Work to be completed:
Give a faithful, exact copy of all entries, minus the images.
##########
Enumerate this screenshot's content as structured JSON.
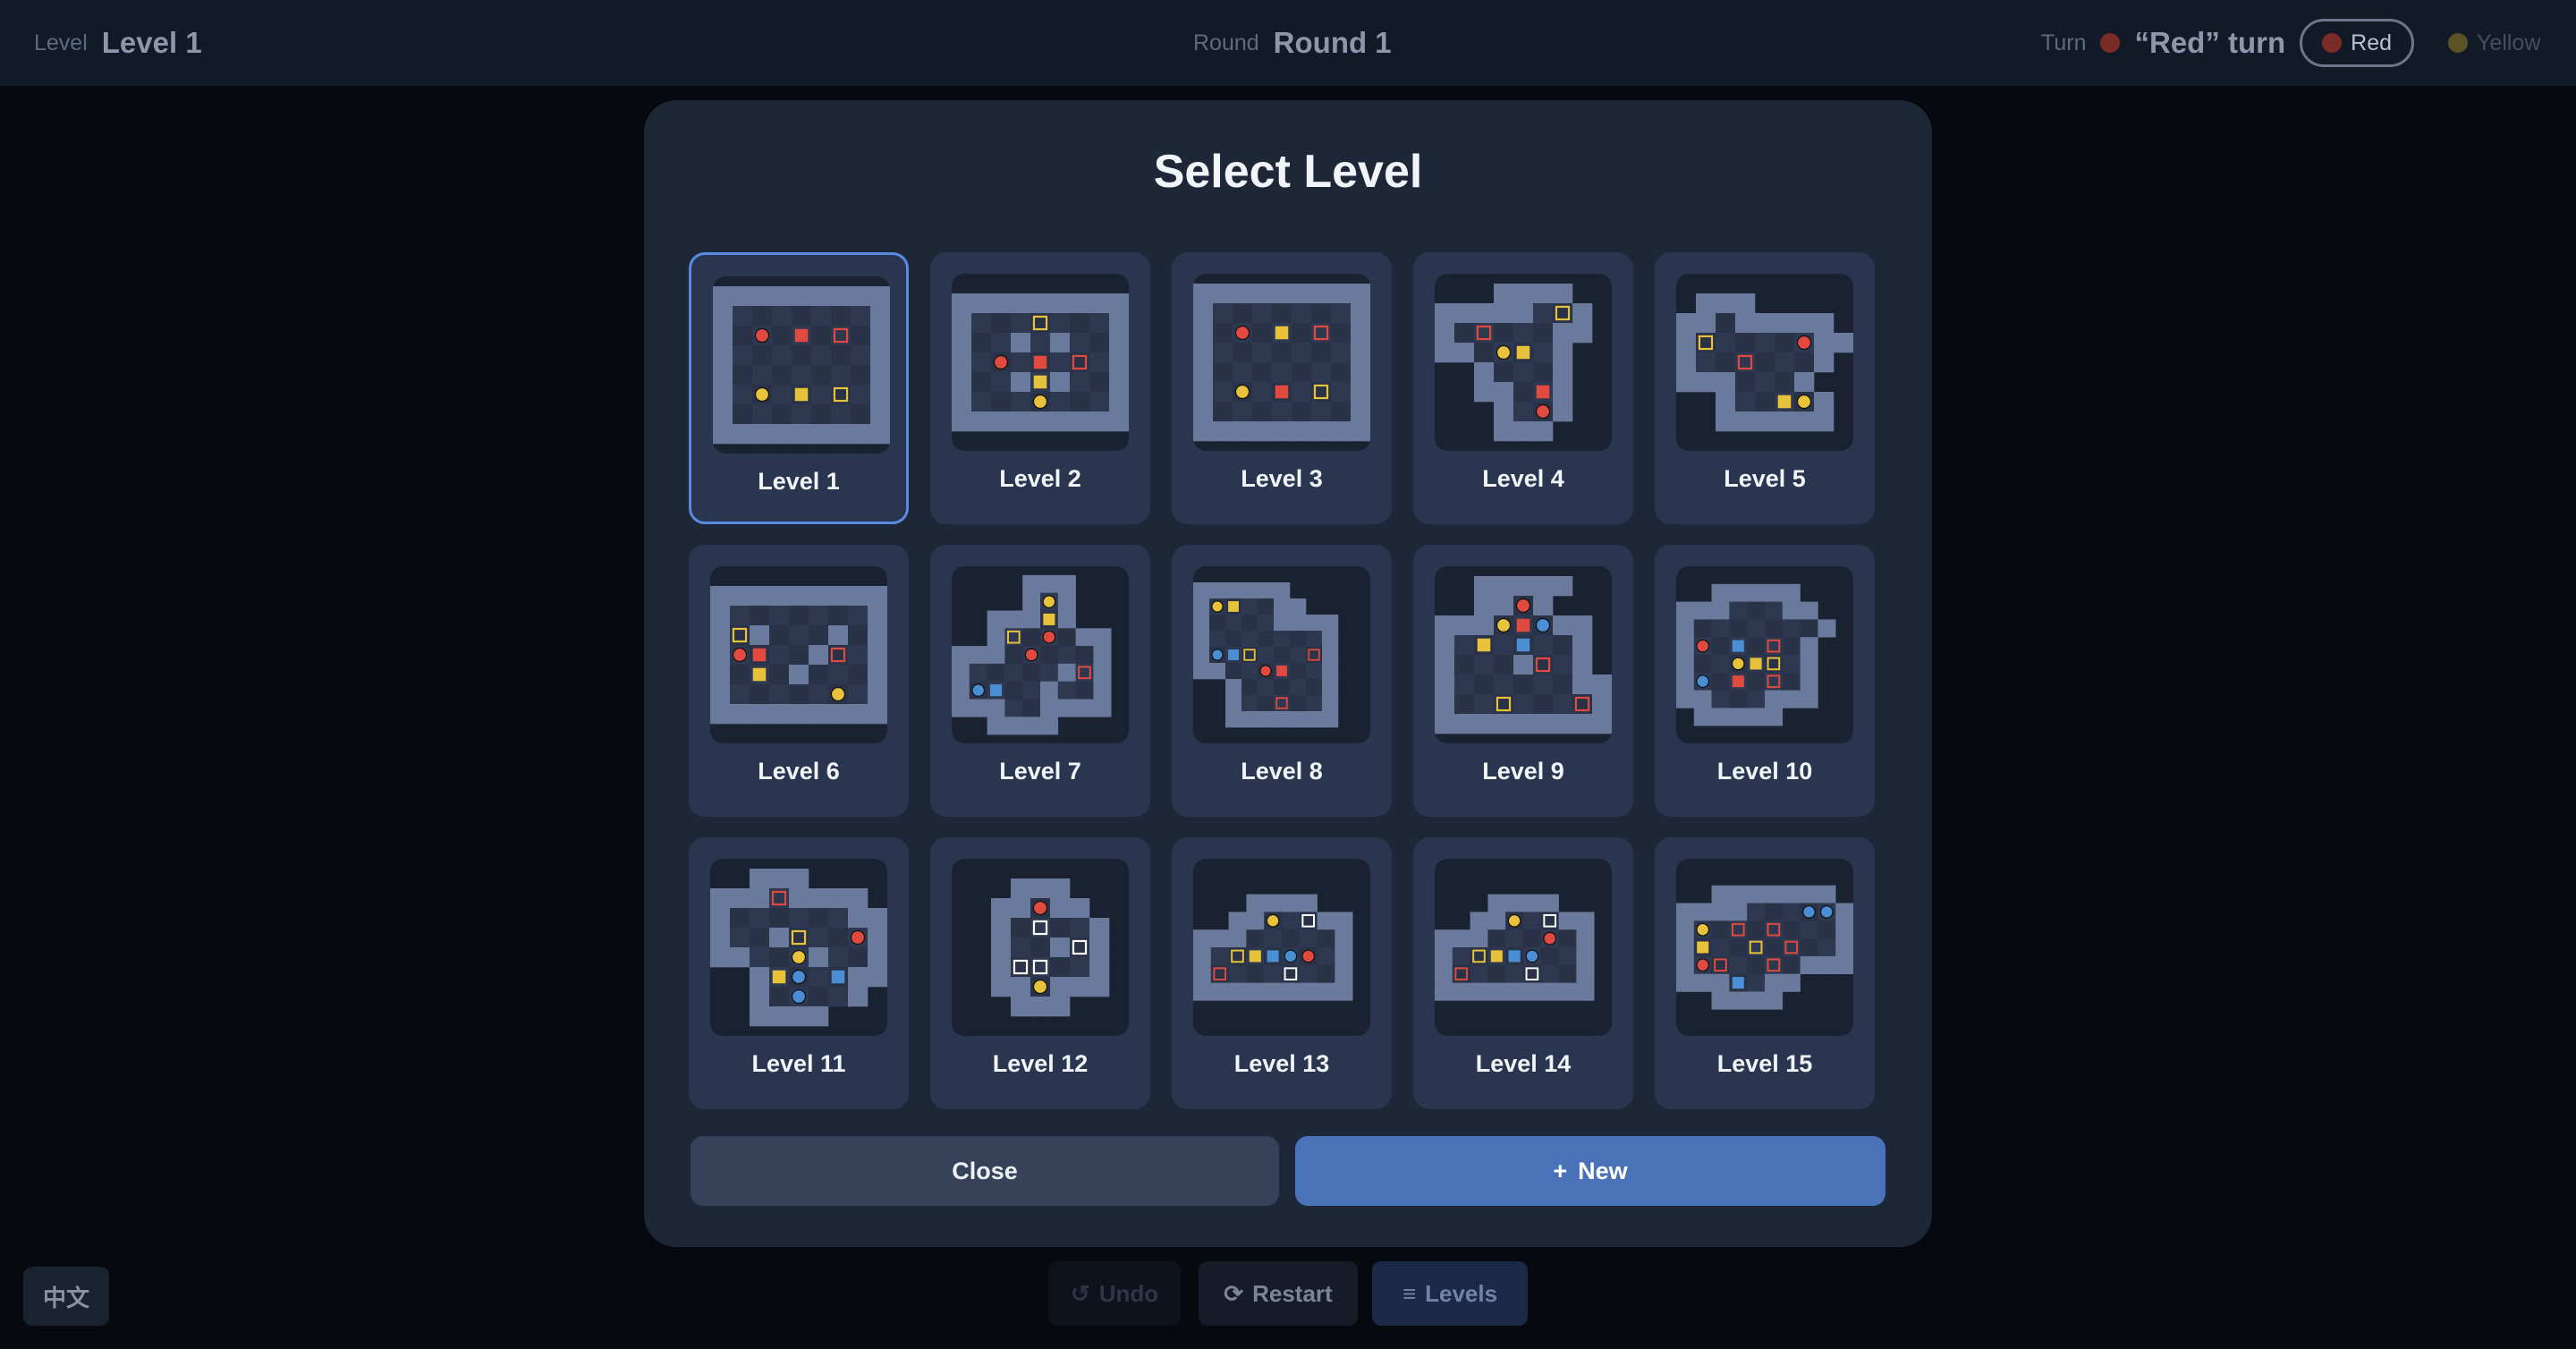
{
  "header": {
    "level_label": "Level",
    "level_value": "Level 1",
    "round_label": "Round",
    "round_value": "Round 1",
    "turn_label": "Turn",
    "turn_value": "“Red” turn",
    "players": [
      {
        "name": "Red",
        "color": "#e04a3f",
        "active": true
      },
      {
        "name": "Yellow",
        "color": "#e8c23a",
        "active": false
      }
    ]
  },
  "controls": {
    "language": "中文",
    "undo": "Undo",
    "restart": "Restart",
    "levels": "Levels"
  },
  "modal": {
    "title": "Select Level",
    "close_label": "Close",
    "new_label": "New",
    "selected_level": "Level 1"
  },
  "levels": [
    {
      "name": "Level 1",
      "map": [
        "#########",
        "#.......#",
        "#.S.B.R.#",
        "#.......#",
        "#.......#",
        "#.T.C.Y.#",
        "#.......#",
        "#########"
      ]
    },
    {
      "name": "Level 2",
      "map": [
        "#########",
        "#...Y...#",
        "#..#.#..#",
        "#.S.B.R.#",
        "#..#C#..#",
        "#...T...#",
        "#########"
      ]
    },
    {
      "name": "Level 3",
      "map": [
        "#########",
        "#.......#",
        "#.S.C.R.#",
        "#.......#",
        "#.......#",
        "#.T.B.Y.#",
        "#.......#",
        "#########"
      ]
    },
    {
      "name": "Level 4",
      "map": [
        "   ####  ",
        "#####.Y# ",
        "#.R...## ",
        "##.TC.#  ",
        "  #...#  ",
        "  ##.B#  ",
        "   #.S#  ",
        "   ###   "
      ]
    },
    {
      "name": "Level 5",
      "map": [
        " ###     ",
        "##.#####",
        "#Y....S##",
        "#..R...#",
        "###...#",
        "  #..CT#",
        "  ######"
      ]
    },
    {
      "name": "Level 6",
      "map": [
        "#########",
        "#.......#",
        "#Y#...#.#",
        "#SB..#R.#",
        "#.C.#...#",
        "#.....T.#",
        "#########"
      ]
    },
    {
      "name": "Level 7",
      "map": [
        "    ###  ",
        "    #T#  ",
        "  ###C#  ",
        "  #Y.S.## ",
        "###.S...#",
        "#.....#R#",
        "#OD..#..#",
        "###..#### ",
        "  ####   "
      ]
    },
    {
      "name": "Level 8",
      "map": [
        "######    ",
        "#TC..##   ",
        "#....#### ",
        "#.......# ",
        "#ODY...R# ",
        "##..SB..# ",
        "  #.....# ",
        "  #..R..# ",
        "  #######  "
      ]
    },
    {
      "name": "Level 9",
      "map": [
        "  #####  ",
        "  ##S#   ",
        "###TBO## ",
        "#.C.D..# ",
        "#...#R.# ",
        "#......##",
        "#..Y...R#",
        "#########"
      ]
    },
    {
      "name": "Level 10",
      "map": [
        "  #####  ",
        "###...## ",
        "#.......# ",
        "#S.D.R.# ",
        "#..TCY.# ",
        "#O.B.R.# ",
        "##...### ",
        " #####   "
      ]
    },
    {
      "name": "Level 11",
      "map": [
        "  ###    ",
        "###R####",
        "#......##",
        "#..#Y..S#",
        "##..T#..#",
        "  #CO.D##",
        "  #.O..# ",
        "  ####   "
      ]
    },
    {
      "name": "Level 12",
      "map": [
        "   ###   ",
        "  ##S##  ",
        "  #.W..# ",
        "  #..#W# ",
        "  #WW..# ",
        "  ##T### ",
        "   ###   "
      ]
    },
    {
      "name": "Level 13",
      "map": [
        "   ####  ",
        "  ##T.W## ",
        "###.....# ",
        "#.YCDOS.# ",
        "#R...W..# ",
        "#########"
      ]
    },
    {
      "name": "Level 14",
      "map": [
        "   ####  ",
        "  ##T.W## ",
        "###...S.# ",
        "#.YCDO..# ",
        "#R...W..# ",
        "#########"
      ]
    },
    {
      "name": "Level 15",
      "map": [
        "          ",
        "  ####### ",
        "####...OO#",
        "#T.R.R...#",
        "#C..Y.R..#",
        "#SR..R.###",
        "###D.##   ",
        "  ####    ",
        "          "
      ]
    }
  ],
  "colors": {
    "red": "#e04a3f",
    "yellow": "#e8c23a",
    "blue": "#4a8fd6",
    "wall": "#6a7a9c",
    "floor": "#293246",
    "accent": "#4a72b8"
  }
}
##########
Task output:
Enumerate this screenshot's content as structured JSON.
{
  "header": {
    "level_label": "Level",
    "level_value": "Level 1",
    "round_label": "Round",
    "round_value": "Round 1",
    "turn_label": "Turn",
    "turn_value": "“Red” turn",
    "players": [
      {
        "name": "Red",
        "color": "#e04a3f",
        "active": true
      },
      {
        "name": "Yellow",
        "color": "#e8c23a",
        "active": false
      }
    ]
  },
  "controls": {
    "language": "中文",
    "undo": "Undo",
    "restart": "Restart",
    "levels": "Levels"
  },
  "modal": {
    "title": "Select Level",
    "close_label": "Close",
    "new_label": "New",
    "selected_level": "Level 1"
  },
  "levels": [
    {
      "name": "Level 1",
      "map": [
        "#########",
        "#.......#",
        "#.S.B.R.#",
        "#.......#",
        "#.......#",
        "#.T.C.Y.#",
        "#.......#",
        "#########"
      ]
    },
    {
      "name": "Level 2",
      "map": [
        "#########",
        "#...Y...#",
        "#..#.#..#",
        "#.S.B.R.#",
        "#..#C#..#",
        "#...T...#",
        "#########"
      ]
    },
    {
      "name": "Level 3",
      "map": [
        "#########",
        "#.......#",
        "#.S.C.R.#",
        "#.......#",
        "#.......#",
        "#.T.B.Y.#",
        "#.......#",
        "#########"
      ]
    },
    {
      "name": "Level 4",
      "map": [
        "   ####  ",
        "#####.Y# ",
        "#.R...## ",
        "##.TC.#  ",
        "  #...#  ",
        "  ##.B#  ",
        "   #.S#  ",
        "   ###   "
      ]
    },
    {
      "name": "Level 5",
      "map": [
        " ###     ",
        "##.#####",
        "#Y....S##",
        "#..R...#",
        "###...#",
        "  #..CT#",
        "  ######"
      ]
    },
    {
      "name": "Level 6",
      "map": [
        "#########",
        "#.......#",
        "#Y#...#.#",
        "#SB..#R.#",
        "#.C.#...#",
        "#.....T.#",
        "#########"
      ]
    },
    {
      "name": "Level 7",
      "map": [
        "    ###  ",
        "    #T#  ",
        "  ###C#  ",
        "  #Y.S.## ",
        "###.S...#",
        "#.....#R#",
        "#OD..#..#",
        "###..#### ",
        "  ####   "
      ]
    },
    {
      "name": "Level 8",
      "map": [
        "######    ",
        "#TC..##   ",
        "#....#### ",
        "#.......# ",
        "#ODY...R# ",
        "##..SB..# ",
        "  #.....# ",
        "  #..R..# ",
        "  #######  "
      ]
    },
    {
      "name": "Level 9",
      "map": [
        "  #####  ",
        "  ##S#   ",
        "###TBO## ",
        "#.C.D..# ",
        "#...#R.# ",
        "#......##",
        "#..Y...R#",
        "#########"
      ]
    },
    {
      "name": "Level 10",
      "map": [
        "  #####  ",
        "###...## ",
        "#.......# ",
        "#S.D.R.# ",
        "#..TCY.# ",
        "#O.B.R.# ",
        "##...### ",
        " #####   "
      ]
    },
    {
      "name": "Level 11",
      "map": [
        "  ###    ",
        "###R####",
        "#......##",
        "#..#Y..S#",
        "##..T#..#",
        "  #CO.D##",
        "  #.O..# ",
        "  ####   "
      ]
    },
    {
      "name": "Level 12",
      "map": [
        "   ###   ",
        "  ##S##  ",
        "  #.W..# ",
        "  #..#W# ",
        "  #WW..# ",
        "  ##T### ",
        "   ###   "
      ]
    },
    {
      "name": "Level 13",
      "map": [
        "   ####  ",
        "  ##T.W## ",
        "###.....# ",
        "#.YCDOS.# ",
        "#R...W..# ",
        "#########"
      ]
    },
    {
      "name": "Level 14",
      "map": [
        "   ####  ",
        "  ##T.W## ",
        "###...S.# ",
        "#.YCDO..# ",
        "#R...W..# ",
        "#########"
      ]
    },
    {
      "name": "Level 15",
      "map": [
        "          ",
        "  ####### ",
        "####...OO#",
        "#T.R.R...#",
        "#C..Y.R..#",
        "#SR..R.###",
        "###D.##   ",
        "  ####    ",
        "          "
      ]
    }
  ],
  "colors": {
    "red": "#e04a3f",
    "yellow": "#e8c23a",
    "blue": "#4a8fd6",
    "wall": "#6a7a9c",
    "floor": "#293246",
    "accent": "#4a72b8"
  }
}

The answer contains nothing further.